Task requirements –
Without the images, repeat every line of the listing exactly.

Exercise materials –
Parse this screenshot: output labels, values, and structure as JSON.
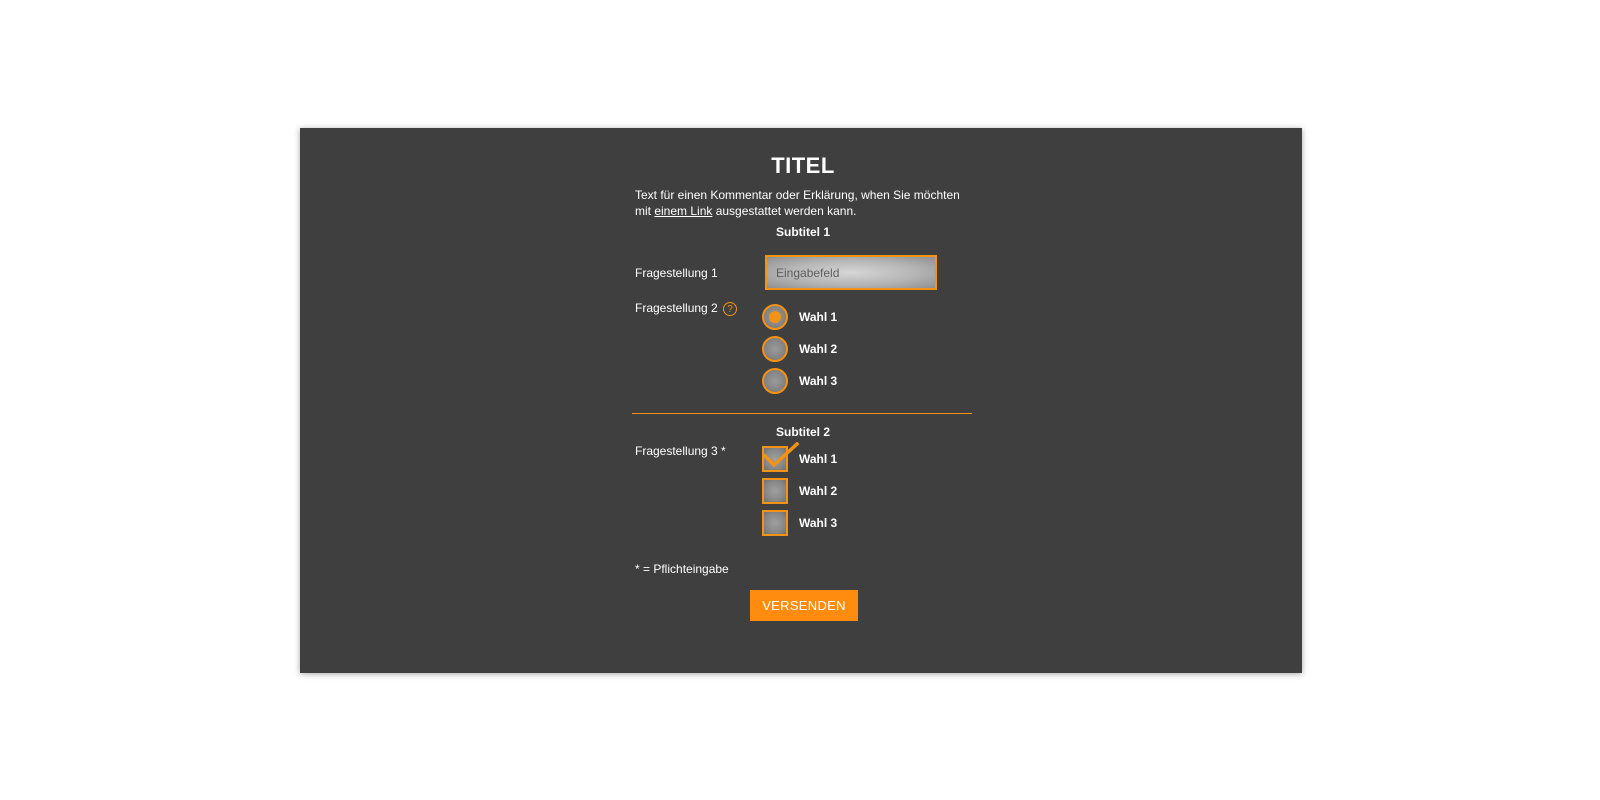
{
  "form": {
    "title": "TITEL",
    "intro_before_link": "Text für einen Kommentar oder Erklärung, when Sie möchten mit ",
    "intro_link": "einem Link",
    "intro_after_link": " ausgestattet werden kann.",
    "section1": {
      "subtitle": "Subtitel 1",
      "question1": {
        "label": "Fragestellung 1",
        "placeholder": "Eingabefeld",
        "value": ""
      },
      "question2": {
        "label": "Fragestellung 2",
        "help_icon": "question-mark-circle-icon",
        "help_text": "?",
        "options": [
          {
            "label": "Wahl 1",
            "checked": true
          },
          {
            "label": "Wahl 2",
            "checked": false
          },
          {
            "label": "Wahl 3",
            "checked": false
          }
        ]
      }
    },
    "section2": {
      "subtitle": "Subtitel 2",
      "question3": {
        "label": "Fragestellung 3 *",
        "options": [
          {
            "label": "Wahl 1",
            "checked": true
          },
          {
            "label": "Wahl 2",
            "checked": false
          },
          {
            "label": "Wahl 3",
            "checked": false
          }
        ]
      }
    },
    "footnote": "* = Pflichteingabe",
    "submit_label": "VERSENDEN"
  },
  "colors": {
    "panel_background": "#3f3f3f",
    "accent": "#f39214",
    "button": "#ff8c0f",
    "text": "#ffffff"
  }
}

Answer space –
Parse this screenshot: output labels, values, and structure as JSON.
{
  "form": {
    "title": "TITEL",
    "intro_before_link": "Text für einen Kommentar oder Erklärung, when Sie möchten mit ",
    "intro_link": "einem Link",
    "intro_after_link": " ausgestattet werden kann.",
    "section1": {
      "subtitle": "Subtitel 1",
      "question1": {
        "label": "Fragestellung 1",
        "placeholder": "Eingabefeld",
        "value": ""
      },
      "question2": {
        "label": "Fragestellung 2",
        "help_icon": "question-mark-circle-icon",
        "help_text": "?",
        "options": [
          {
            "label": "Wahl 1",
            "checked": true
          },
          {
            "label": "Wahl 2",
            "checked": false
          },
          {
            "label": "Wahl 3",
            "checked": false
          }
        ]
      }
    },
    "section2": {
      "subtitle": "Subtitel 2",
      "question3": {
        "label": "Fragestellung 3 *",
        "options": [
          {
            "label": "Wahl 1",
            "checked": true
          },
          {
            "label": "Wahl 2",
            "checked": false
          },
          {
            "label": "Wahl 3",
            "checked": false
          }
        ]
      }
    },
    "footnote": "* = Pflichteingabe",
    "submit_label": "VERSENDEN"
  },
  "colors": {
    "panel_background": "#3f3f3f",
    "accent": "#f39214",
    "button": "#ff8c0f",
    "text": "#ffffff"
  }
}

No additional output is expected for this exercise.